Under California law, any person who possesses a legally purchased magazine capable of holding more than ten rounds of ammunition must either remove the magazine from the state, sell it to a licensed firearm dealer, or hand it over to law enforcement. Those citizens who retained their magazines after the law went into effect risked a fine or up to one year’s imprisonment in county jail.
The district court’s 66-page opinion was a legal tour-de-force that not only dismantled California’s justifications for the ban, but also reiterated and reinforced the constitutional and historical basis for the right to keep and bear arms. As I wrote last year, this paragraph from the district-court opinion is nearly-perfect:
Justice Anthony Kennedy’s retirement is inarguably a game-changer. It will take some time and depend on who President Donald Trump picks as his replacement to see just how much.
For years now, Kennedy’s been the swing vote on a court closely divided along ideological lines. That only matters infrequently but it’s vitally important when it does, which is why conservatives are jubilant and liberals fearful. Both believe Trump’s next pick will give the court a solid majority composed of five strict constructionists, as they are sometimes called, who would alter American jurisprudence for at least a generation and probably more.
What both sides should remember is there are no guarantees. The right was in relatively the same boat in 1987 when Lewis Powell, a justice appointed by Richard Nixon, stepped down. Like Kennedy, Powell was a swing vote on the Burger Court. It was presumed the man everyone expected to replace him—former United States Solicitor General Robert Bork—would move the court to the right, cementing the victories of Reagan’s Revolution. Continue reading
Donald Trump has already left his mark on the federal judiciary through numerous selections for the bench. But he also has the opportunity to agitate for another lasting judicial reform: the breakup of the 9th U.S. Circuit Court of Appeals.
The 9th Circuit, which includes Nevada, is by far the largest of the 13 federal appellate courts, covering nine Western states and two Pacific island territories.
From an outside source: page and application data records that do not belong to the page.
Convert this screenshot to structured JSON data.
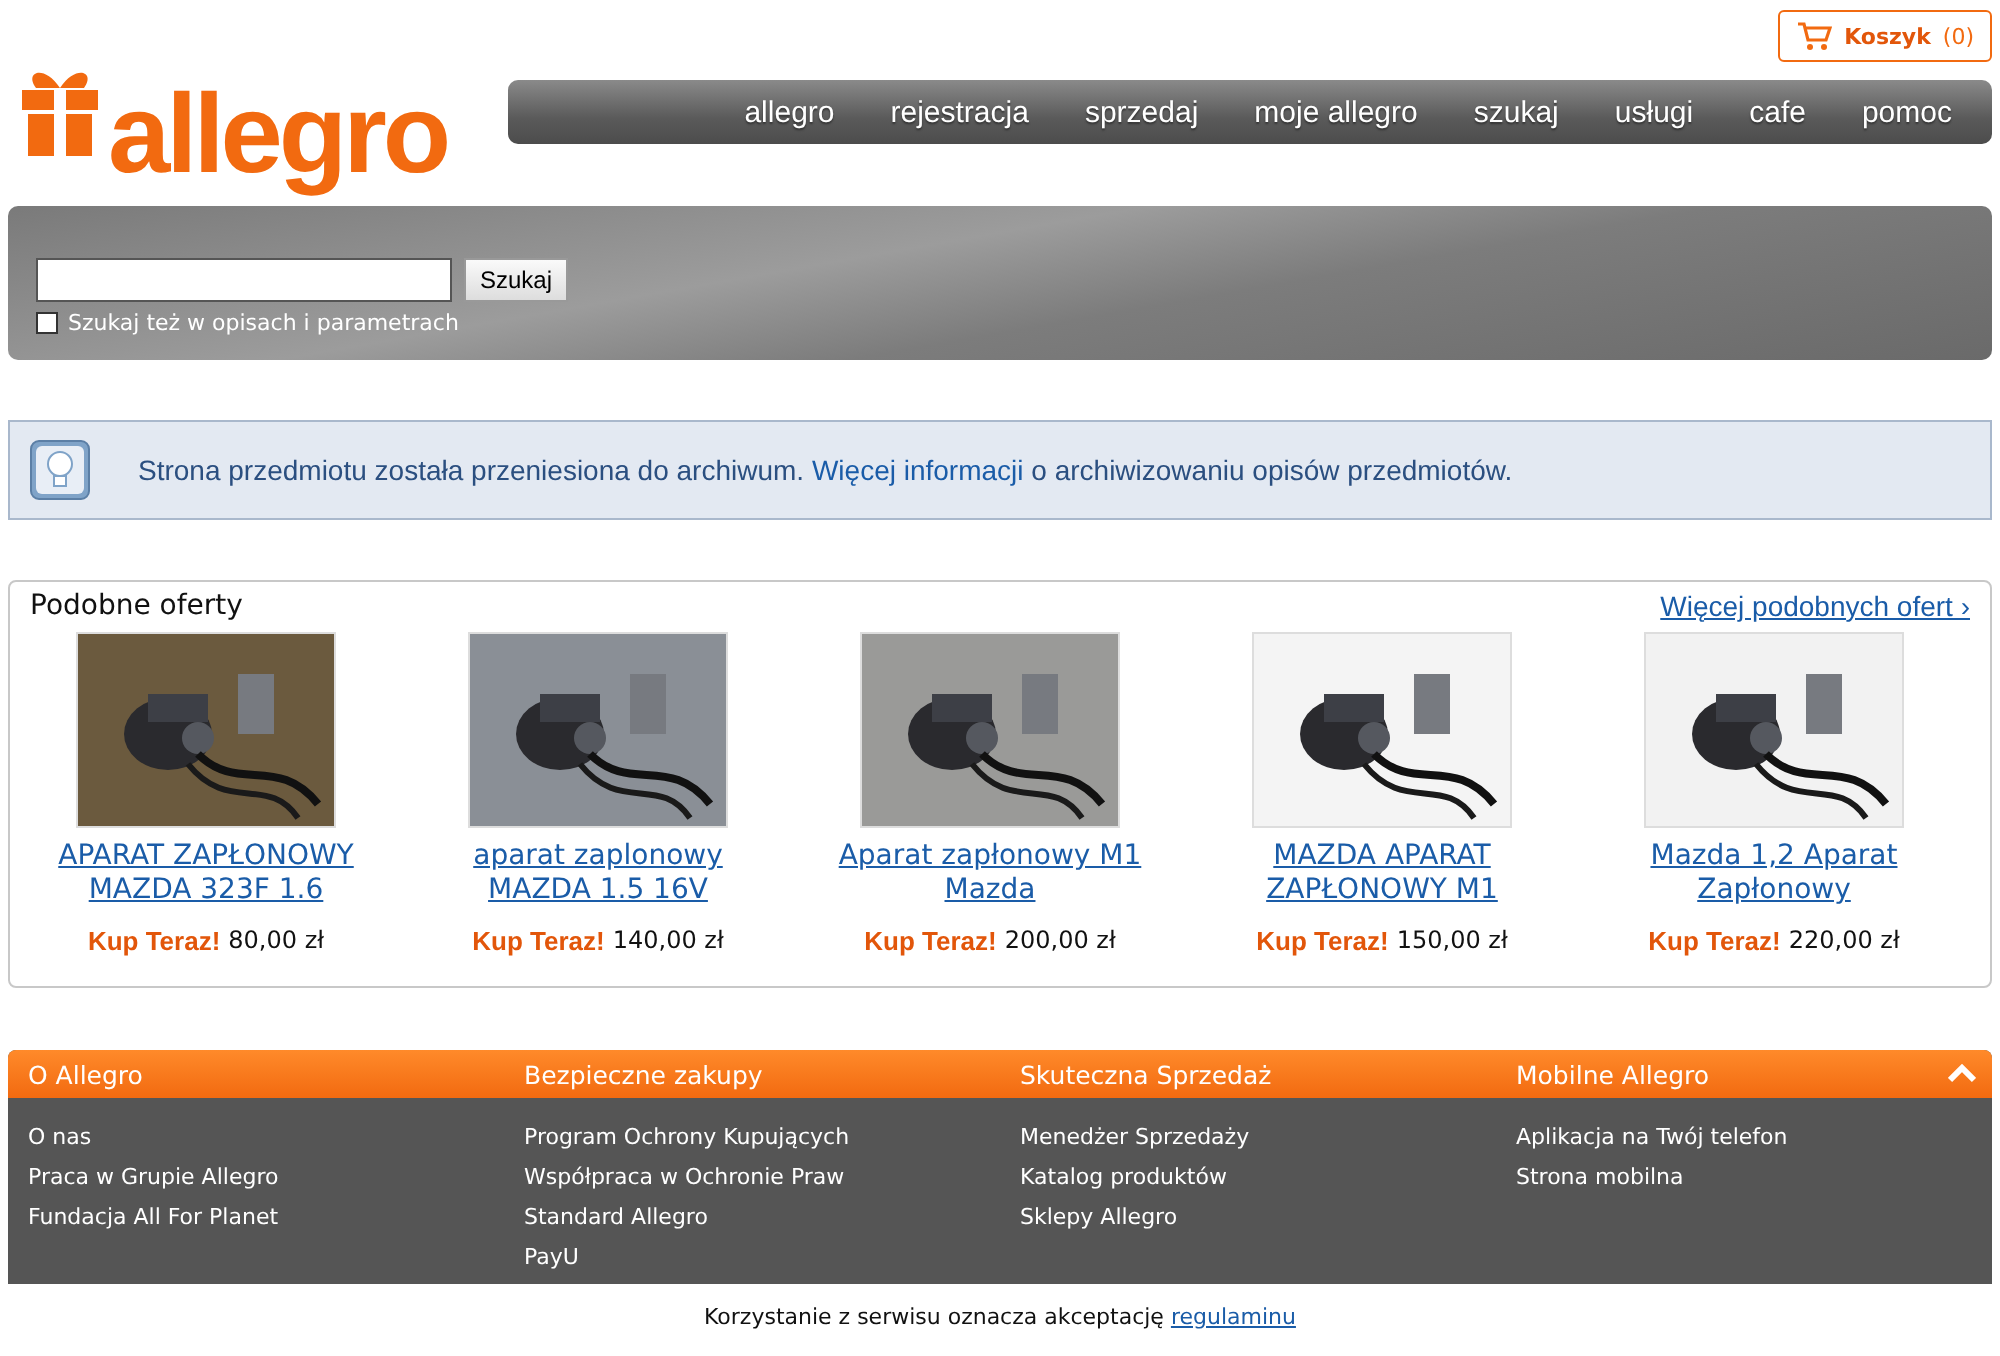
{
  "logo": {
    "text": "allegro"
  },
  "cart": {
    "label": "Koszyk",
    "count": "(0)"
  },
  "nav": [
    {
      "label": "allegro"
    },
    {
      "label": "rejestracja"
    },
    {
      "label": "sprzedaj"
    },
    {
      "label": "moje allegro"
    },
    {
      "label": "szukaj"
    },
    {
      "label": "usługi"
    },
    {
      "label": "cafe"
    },
    {
      "label": "pomoc"
    }
  ],
  "search": {
    "button": "Szukaj",
    "option": {
      "label": "Szukaj też w opisach i parametrach",
      "checked": false
    }
  },
  "notice": {
    "before": "Strona przedmiotu została przeniesiona do archiwum.",
    "link": "Więcej informacji",
    "after": "o archiwizowaniu opisów przedmiotów."
  },
  "similar": {
    "title": "Podobne oferty",
    "more": "Więcej podobnych ofert ›",
    "items": [
      {
        "title": "APARAT ZAPŁONOWY MAZDA 323F 1.6",
        "buy": "Kup Teraz!",
        "price": "80,00 zł"
      },
      {
        "title": "aparat zaplonowy MAZDA 1.5 16V",
        "buy": "Kup Teraz!",
        "price": "140,00 zł"
      },
      {
        "title": "Aparat zapłonowy M1 Mazda",
        "buy": "Kup Teraz!",
        "price": "200,00 zł"
      },
      {
        "title": "MAZDA APARAT ZAPŁONOWY M1",
        "buy": "Kup Teraz!",
        "price": "150,00 zł"
      },
      {
        "title": "Mazda 1,2 Aparat Zapłonowy",
        "buy": "Kup Teraz!",
        "price": "220,00 zł"
      }
    ]
  },
  "footer": {
    "columns": [
      {
        "heading": "O Allegro",
        "links": [
          "O nas",
          "Praca w Grupie Allegro",
          "Fundacja All For Planet"
        ]
      },
      {
        "heading": "Bezpieczne zakupy",
        "links": [
          "Program Ochrony Kupujących",
          "Współpraca w Ochronie Praw",
          "Standard Allegro",
          "PayU"
        ]
      },
      {
        "heading": "Skuteczna Sprzedaż",
        "links": [
          "Menedżer Sprzedaży",
          "Katalog produktów",
          "Sklepy Allegro"
        ]
      },
      {
        "heading": "Mobilne Allegro",
        "links": [
          "Aplikacja na Twój telefon",
          "Strona mobilna"
        ]
      }
    ]
  },
  "terms": {
    "text": "Korzystanie z serwisu oznacza akceptację",
    "link": "regulaminu"
  }
}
It has 29 active judges and 20 senior jurists, dwarfing any other appeals court.
Writing in the Wall Street Journal last week, Arizona Attorney General Mark Brnovich and Ilya Shapiro of the Cato Institute note, “The 9th Circuit has an astonishing backlog, accounting for nearly a third of all pending federal appeals. It takes an average of 13 months to decide a case, the longest of any circuit and almost five months more than the national average.”
Common sense would dictate that court be split into two or more manageable districts. But politics dominates the issue. The 9th Circuit is the nation’s most liberal appellate court, and Democrats are wary of deconsolidation. But it makes little sense to defend the status quo on political grounds if the result is a delay in the administration of justice for those involved in litigation.
Early last year, Arizona’s U.S. senators, John McCain and Jeff Flake, both Republicans, offered a proposal to spin off a new court to include Arizona, Nevada, Idaho, Montana, Washington and Alaska. The legislation was similar to a 2004 measure that passed the House but died in the upper chamber.
Congress should again review the McCain-Flake proposal. The only issue at hand should be whether the current configuration of the 9th Circuit promotes efficiency and timely justice for the residents of the Western states. The answer seems abundantly clear.